Our gardens go through a complete metamorphosis through the month of May. The before and after pictures are always fun to look at. You really get to see your May garden chores pay off quickly. With the threat of frost behind us, we go into a planting frenzy. All of those seedlings that have been loading down the seed rack start loading up the garden. The landscape becomes lush again and the huge flurry of activity comes with it. Lawns are growing furiously and weeds are popping up everywhere in the garden. The days may be getting longer, but there still never seems to be enough time to keep up.
Prune and fertilize
Prune limbs that did not leaf out
By now, you have probably noticed certain limbs that didn’t leaf out on your trees and shrubs. Cleaning out these dead limbs helps prevent the spread of damaging insects and diseases. Prune them out as you notice them this month.
Prune early flowering shrubs.
After the early spring flowering shrubs have finished blooming, it’s time to start pruning them back. The flowers are typically followed by a burst of new growth. I always aim for pruning our azaleas and camellias before they flush out too much, so their efforts are better utilized. When you are pruning, remove no more than one-third of the branches. This allows them to fill out with new growth over the summer without dealing with too much shock from the pruning.
Fertilize citrus and avocado trees in containers.
We always get our citrus and avocado trees outside as the temperature heat up. With the increase in light and temperatures, they spring to life and need a healthy dose of nutrients. There are many great organic fertilizers formulated for citrus and avocado. I keep it simple by using an organic dry granular fertilizer like Espoma Citrus Tone as directed. Citrus trees, in particular, are heavy feeders when it comes to nitrogen. If you can’t find a citrus specific fertilizer, use something high in nitrogen like a 3-1-1 blend.

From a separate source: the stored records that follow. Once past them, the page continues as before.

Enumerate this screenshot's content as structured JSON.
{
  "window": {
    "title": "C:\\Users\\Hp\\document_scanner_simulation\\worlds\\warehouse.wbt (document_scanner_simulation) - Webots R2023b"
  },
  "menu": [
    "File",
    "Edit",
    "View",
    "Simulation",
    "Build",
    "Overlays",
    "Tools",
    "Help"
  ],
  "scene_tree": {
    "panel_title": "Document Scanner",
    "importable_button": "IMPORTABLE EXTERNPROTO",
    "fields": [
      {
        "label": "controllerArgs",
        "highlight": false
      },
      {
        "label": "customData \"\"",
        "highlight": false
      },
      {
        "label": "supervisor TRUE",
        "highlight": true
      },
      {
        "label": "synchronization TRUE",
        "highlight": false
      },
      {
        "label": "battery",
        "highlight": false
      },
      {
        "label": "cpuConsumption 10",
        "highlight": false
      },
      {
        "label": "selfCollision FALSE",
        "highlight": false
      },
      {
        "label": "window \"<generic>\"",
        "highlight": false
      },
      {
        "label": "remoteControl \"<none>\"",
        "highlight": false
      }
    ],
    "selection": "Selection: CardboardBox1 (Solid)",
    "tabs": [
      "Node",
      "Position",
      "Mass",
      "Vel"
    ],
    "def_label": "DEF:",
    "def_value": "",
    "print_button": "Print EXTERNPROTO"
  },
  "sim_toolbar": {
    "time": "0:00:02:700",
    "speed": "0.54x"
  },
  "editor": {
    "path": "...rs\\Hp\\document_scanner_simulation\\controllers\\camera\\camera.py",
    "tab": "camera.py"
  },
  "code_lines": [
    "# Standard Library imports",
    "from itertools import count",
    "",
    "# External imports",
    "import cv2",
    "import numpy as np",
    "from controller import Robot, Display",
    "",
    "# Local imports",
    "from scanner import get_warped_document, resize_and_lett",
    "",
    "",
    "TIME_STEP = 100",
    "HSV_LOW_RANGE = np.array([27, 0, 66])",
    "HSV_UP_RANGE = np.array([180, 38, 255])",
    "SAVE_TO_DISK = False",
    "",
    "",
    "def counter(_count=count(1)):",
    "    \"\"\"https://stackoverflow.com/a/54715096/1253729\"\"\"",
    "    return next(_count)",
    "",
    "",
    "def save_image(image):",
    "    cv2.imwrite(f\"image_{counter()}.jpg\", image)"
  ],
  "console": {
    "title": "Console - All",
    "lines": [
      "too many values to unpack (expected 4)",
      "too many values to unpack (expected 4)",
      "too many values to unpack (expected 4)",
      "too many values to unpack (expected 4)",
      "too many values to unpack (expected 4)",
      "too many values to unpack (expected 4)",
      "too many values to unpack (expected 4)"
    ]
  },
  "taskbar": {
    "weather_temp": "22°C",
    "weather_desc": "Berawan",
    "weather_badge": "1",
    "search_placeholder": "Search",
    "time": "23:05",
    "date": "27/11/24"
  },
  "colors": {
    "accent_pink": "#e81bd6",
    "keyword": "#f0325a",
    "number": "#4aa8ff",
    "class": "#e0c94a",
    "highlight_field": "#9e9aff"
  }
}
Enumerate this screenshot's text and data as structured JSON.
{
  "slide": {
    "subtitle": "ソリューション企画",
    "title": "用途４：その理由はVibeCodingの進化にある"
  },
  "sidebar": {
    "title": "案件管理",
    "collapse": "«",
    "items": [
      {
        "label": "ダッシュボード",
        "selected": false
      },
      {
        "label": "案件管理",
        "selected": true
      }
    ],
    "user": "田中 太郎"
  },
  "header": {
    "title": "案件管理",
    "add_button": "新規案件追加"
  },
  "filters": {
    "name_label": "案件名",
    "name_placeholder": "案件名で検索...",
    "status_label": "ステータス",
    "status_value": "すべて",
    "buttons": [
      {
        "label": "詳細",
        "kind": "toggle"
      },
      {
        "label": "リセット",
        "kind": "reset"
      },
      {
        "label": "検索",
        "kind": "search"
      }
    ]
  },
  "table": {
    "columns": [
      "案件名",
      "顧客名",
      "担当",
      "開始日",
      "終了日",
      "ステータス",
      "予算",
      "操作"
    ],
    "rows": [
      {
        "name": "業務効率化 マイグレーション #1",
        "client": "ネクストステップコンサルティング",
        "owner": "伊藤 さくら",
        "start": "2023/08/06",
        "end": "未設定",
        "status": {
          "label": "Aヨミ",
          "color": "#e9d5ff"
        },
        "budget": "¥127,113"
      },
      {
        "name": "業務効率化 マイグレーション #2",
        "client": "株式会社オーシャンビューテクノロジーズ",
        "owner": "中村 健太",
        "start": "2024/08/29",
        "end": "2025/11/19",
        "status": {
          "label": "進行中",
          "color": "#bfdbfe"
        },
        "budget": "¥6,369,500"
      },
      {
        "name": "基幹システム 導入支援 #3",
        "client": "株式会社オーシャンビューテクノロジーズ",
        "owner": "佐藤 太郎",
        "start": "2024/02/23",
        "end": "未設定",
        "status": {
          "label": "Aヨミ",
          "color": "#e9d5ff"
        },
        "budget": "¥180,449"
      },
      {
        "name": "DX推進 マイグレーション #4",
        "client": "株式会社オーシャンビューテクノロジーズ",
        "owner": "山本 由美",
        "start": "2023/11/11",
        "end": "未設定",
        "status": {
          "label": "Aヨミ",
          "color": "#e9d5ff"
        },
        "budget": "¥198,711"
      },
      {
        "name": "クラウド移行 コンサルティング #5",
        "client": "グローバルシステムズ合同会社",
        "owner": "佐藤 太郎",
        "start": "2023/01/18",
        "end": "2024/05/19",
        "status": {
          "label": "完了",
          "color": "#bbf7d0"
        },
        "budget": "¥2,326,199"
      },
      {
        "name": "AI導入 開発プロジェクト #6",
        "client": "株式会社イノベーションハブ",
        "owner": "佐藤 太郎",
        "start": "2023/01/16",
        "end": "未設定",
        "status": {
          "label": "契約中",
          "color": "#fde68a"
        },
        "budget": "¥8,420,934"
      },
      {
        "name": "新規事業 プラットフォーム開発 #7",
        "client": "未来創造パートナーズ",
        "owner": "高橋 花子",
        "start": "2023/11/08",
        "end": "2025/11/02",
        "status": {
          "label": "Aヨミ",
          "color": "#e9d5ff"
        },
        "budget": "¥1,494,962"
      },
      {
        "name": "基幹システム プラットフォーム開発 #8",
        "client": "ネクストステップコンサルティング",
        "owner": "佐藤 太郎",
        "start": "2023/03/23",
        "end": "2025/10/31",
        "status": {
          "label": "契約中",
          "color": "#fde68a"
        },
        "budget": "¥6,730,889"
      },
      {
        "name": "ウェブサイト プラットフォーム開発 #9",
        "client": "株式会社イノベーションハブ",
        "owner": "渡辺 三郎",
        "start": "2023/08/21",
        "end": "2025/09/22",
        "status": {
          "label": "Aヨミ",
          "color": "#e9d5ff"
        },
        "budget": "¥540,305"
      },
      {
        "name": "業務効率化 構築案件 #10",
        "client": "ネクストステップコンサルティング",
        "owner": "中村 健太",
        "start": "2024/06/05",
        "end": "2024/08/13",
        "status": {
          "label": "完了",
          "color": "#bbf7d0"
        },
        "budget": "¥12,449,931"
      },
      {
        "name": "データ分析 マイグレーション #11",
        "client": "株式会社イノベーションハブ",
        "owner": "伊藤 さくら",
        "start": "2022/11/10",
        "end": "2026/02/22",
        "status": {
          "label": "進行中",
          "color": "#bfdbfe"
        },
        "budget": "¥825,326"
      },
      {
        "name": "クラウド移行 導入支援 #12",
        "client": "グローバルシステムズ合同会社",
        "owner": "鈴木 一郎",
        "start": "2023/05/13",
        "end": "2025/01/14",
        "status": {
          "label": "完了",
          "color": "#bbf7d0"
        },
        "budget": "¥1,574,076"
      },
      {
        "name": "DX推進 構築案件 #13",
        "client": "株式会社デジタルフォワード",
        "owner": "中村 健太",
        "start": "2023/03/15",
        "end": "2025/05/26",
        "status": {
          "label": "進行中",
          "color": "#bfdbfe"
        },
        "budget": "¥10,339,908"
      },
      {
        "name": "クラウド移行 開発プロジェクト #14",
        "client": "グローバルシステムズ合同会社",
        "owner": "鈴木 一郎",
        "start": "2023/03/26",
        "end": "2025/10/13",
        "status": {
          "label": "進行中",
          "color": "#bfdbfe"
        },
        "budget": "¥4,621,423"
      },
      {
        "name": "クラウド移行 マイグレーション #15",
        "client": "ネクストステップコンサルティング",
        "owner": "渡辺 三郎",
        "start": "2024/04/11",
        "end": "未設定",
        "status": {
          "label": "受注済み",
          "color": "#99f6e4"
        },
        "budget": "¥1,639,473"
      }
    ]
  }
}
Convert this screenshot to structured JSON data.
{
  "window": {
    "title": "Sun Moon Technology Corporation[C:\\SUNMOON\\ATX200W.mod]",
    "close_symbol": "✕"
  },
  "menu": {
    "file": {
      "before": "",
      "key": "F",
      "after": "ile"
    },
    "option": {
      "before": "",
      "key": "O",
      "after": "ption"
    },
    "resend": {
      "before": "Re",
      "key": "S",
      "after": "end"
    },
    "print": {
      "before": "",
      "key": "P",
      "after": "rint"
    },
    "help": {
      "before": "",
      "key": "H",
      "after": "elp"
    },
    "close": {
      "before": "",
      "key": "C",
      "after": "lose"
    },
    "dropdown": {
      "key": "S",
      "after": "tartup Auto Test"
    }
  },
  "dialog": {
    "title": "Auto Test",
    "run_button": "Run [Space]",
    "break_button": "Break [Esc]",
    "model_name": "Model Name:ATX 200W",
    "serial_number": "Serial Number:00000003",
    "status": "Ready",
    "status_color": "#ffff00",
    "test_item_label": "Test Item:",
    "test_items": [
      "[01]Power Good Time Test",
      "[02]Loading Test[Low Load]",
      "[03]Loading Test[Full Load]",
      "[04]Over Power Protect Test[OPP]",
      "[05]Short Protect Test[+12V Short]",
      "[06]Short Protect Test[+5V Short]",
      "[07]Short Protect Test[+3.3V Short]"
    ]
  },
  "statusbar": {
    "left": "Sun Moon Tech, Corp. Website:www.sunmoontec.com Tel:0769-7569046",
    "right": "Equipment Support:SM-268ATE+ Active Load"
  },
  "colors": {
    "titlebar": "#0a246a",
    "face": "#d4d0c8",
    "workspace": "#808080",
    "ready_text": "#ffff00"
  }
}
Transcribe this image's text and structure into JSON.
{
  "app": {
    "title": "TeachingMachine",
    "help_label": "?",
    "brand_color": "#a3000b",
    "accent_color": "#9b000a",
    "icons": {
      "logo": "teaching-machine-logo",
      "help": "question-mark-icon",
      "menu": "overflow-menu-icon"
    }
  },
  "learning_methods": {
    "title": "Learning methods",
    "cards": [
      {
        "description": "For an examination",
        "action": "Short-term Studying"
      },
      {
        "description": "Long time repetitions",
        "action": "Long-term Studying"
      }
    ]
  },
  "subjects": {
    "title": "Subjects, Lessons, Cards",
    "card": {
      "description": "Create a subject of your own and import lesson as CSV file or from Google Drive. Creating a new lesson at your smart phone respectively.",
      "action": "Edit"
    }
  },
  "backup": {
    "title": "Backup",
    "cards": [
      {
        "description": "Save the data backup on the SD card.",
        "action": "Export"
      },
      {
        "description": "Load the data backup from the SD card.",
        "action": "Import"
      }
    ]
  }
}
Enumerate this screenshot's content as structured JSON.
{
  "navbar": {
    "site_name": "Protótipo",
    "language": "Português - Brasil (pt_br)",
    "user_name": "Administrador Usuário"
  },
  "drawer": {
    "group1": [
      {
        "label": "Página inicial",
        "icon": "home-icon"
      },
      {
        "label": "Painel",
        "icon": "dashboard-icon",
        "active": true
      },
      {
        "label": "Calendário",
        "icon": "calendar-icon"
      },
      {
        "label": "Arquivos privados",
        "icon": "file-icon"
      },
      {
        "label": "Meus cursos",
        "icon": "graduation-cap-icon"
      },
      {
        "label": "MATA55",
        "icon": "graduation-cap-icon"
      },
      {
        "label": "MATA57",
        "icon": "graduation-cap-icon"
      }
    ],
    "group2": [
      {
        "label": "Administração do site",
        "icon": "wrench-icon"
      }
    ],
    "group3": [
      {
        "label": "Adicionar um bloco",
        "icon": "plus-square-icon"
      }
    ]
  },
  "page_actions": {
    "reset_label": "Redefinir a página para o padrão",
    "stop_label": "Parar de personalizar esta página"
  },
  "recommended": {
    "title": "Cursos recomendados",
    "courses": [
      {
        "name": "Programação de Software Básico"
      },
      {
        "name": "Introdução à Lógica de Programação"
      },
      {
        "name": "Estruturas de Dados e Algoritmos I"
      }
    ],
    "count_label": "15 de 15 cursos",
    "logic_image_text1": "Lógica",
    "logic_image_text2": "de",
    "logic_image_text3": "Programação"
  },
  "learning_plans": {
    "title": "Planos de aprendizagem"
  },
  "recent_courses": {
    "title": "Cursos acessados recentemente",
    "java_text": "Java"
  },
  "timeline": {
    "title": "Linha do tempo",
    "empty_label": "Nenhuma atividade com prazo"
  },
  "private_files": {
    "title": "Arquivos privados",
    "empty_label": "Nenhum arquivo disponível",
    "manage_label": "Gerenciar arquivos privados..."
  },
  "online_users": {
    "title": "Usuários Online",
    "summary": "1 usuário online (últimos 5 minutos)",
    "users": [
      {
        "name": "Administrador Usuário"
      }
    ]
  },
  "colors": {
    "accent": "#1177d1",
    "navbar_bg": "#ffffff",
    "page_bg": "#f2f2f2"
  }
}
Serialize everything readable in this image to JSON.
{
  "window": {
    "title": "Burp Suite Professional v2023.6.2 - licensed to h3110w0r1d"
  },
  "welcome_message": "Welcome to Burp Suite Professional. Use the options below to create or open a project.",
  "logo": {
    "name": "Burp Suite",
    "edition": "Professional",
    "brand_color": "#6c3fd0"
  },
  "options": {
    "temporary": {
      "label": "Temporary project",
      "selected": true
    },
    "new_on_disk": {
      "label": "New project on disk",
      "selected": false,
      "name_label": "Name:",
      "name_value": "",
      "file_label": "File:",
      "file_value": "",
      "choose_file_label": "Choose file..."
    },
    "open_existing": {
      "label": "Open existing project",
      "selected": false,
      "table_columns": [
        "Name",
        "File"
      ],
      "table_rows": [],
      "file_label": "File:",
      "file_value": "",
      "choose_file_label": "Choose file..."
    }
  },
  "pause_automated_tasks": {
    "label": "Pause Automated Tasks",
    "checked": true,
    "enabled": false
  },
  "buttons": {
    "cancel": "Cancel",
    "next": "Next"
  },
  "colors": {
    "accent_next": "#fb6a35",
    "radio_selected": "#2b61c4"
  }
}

Plant and mulch
Plant your summer veggies.
Plant the last of the spring kale along with cabbage and Brussels sprouts first thing this month. Cucumber, Melons, Peppers, Beans, Summer and Winter Squash all get planted during the early part of the month. Okra seedlings are planted mid-May once the soil has really heated up. Towards the end of May, Sweet potato slips that were started in April are planted in the garden. By the end of this month, our gardens are overflowing with delicious goodness.
Plant your summer seeds:
Direct sow corn, beans, squash, and peas in the garden. May garden chores focus our attention back to the beautiful side of the garden. We sow any summer annuals like aster, celosia, cosmos, marigold, morning glory, and sunflower. Through May, we will also continue sowing carrots, lettuce, beets, and radishes. In these later plantings, select heat resistant varieties. Hot weather will be here in the blink of an eye.
Plant annual herbs and flowers.
With all the excitement going on in the vegetable gardens, the flower gardens see just as much action this month. Annual and perennial flowers can both be planted. If you want to get an herb garden started, May is the perfect time. Rosemary, basil, oregano, dill, and all of the standards can be planted now giving them time to establish and flourish through the summer heat.
Give everyone a boost.
Tomatoes in particular always love a good mulching. Spread a few inches of compost and cover with a few inches of straw. It’s also a good time to spread a layer of compost over your perennial flowers, fruits and vegetables before they become overgrow and difficult to work around.
Divide and multiply
Take cuttings of perennial herbs.
Established lavender, rosemary, sage, and other perennial herbs are loving the warm weather. With the warm weather, comes a flush of new growth. This soft new growth is perfect for taking cuttings to multiply. Avoid cutting lavender once it starts to send out flower buds.
Dig and divide iris when they finish blooming.
Once your iris have finished their showy spring, they focus their efforts on growth. Before the summer heat hits, iris can be dug and gently divided. If the amount of iris flowers have decreased, dividing them up can reinvigorate your plants giving you more blooms next year. Replant the extra rhizomes in other areas or share them with friends.
Apply beneficial nematodes
If you spent all of last year battling one devastating pest after another, it may be time to consider apply beneficial nematodes. Beneficial nematodes are microscopic roundworms that occur naturally in soils. Nematodes are a completely natural method of killing off many garden pests without harming the beneficial insects. The majority of beetles, weevils, borers, fleas, ticks, and ants can be kept under control with regular applications.
Let the harvest begin.
By now if you had planted lettuce, kale, collards, or other greens, they may be overflowing. Pick them like crazy before they bolt (though, those flowers are tasty), when the hot weather rolls in. As long as it’s well established, keep your asparagus well picked to ensure it keeps producing. Seasoned rhubarb should be coming in strong by now. Pick it before it gets too large while the stems are still tender and young. Harvesting our first big salads has to be one of my favorite May garden chores.